====== INFORMATION ======
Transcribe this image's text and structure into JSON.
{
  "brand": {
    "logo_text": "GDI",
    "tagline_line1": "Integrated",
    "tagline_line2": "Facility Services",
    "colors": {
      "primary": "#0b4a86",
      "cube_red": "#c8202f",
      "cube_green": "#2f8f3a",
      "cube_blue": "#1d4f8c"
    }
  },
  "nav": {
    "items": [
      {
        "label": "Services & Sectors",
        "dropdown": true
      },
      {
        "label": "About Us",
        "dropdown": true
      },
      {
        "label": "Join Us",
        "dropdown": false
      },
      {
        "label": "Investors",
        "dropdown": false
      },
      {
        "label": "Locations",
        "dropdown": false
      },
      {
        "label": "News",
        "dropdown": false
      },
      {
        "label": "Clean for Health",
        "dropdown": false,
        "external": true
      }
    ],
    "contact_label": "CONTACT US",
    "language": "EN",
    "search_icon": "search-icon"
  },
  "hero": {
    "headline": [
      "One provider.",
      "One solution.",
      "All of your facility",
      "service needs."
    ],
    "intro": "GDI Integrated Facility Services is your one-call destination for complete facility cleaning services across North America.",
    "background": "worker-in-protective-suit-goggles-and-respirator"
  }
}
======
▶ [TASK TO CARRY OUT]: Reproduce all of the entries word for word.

▶ [RESPONSE BOX]:
Transcribe this image's text and structure into JSON.
{
  "brand": {
    "logo_text": "GDI",
    "tagline_line1": "Integrated",
    "tagline_line2": "Facility Services",
    "colors": {
      "primary": "#0b4a86",
      "cube_red": "#c8202f",
      "cube_green": "#2f8f3a",
      "cube_blue": "#1d4f8c"
    }
  },
  "nav": {
    "items": [
      {
        "label": "Services & Sectors",
        "dropdown": true
      },
      {
        "label": "About Us",
        "dropdown": true
      },
      {
        "label": "Join Us",
        "dropdown": false
      },
      {
        "label": "Investors",
        "dropdown": false
      },
      {
        "label": "Locations",
        "dropdown": false
      },
      {
        "label": "News",
        "dropdown": false
      },
      {
        "label": "Clean for Health",
        "dropdown": false,
        "external": true
      }
    ],
    "contact_label": "CONTACT US",
    "language": "EN",
    "search_icon": "search-icon"
  },
  "hero": {
    "headline": [
      "One provider.",
      "One solution.",
      "All of your facility",
      "service needs."
    ],
    "intro": "GDI Integrated Facility Services is your one-call destination for complete facility cleaning services across North America.",
    "background": "worker-in-protective-suit-goggles-and-respirator"
  }
}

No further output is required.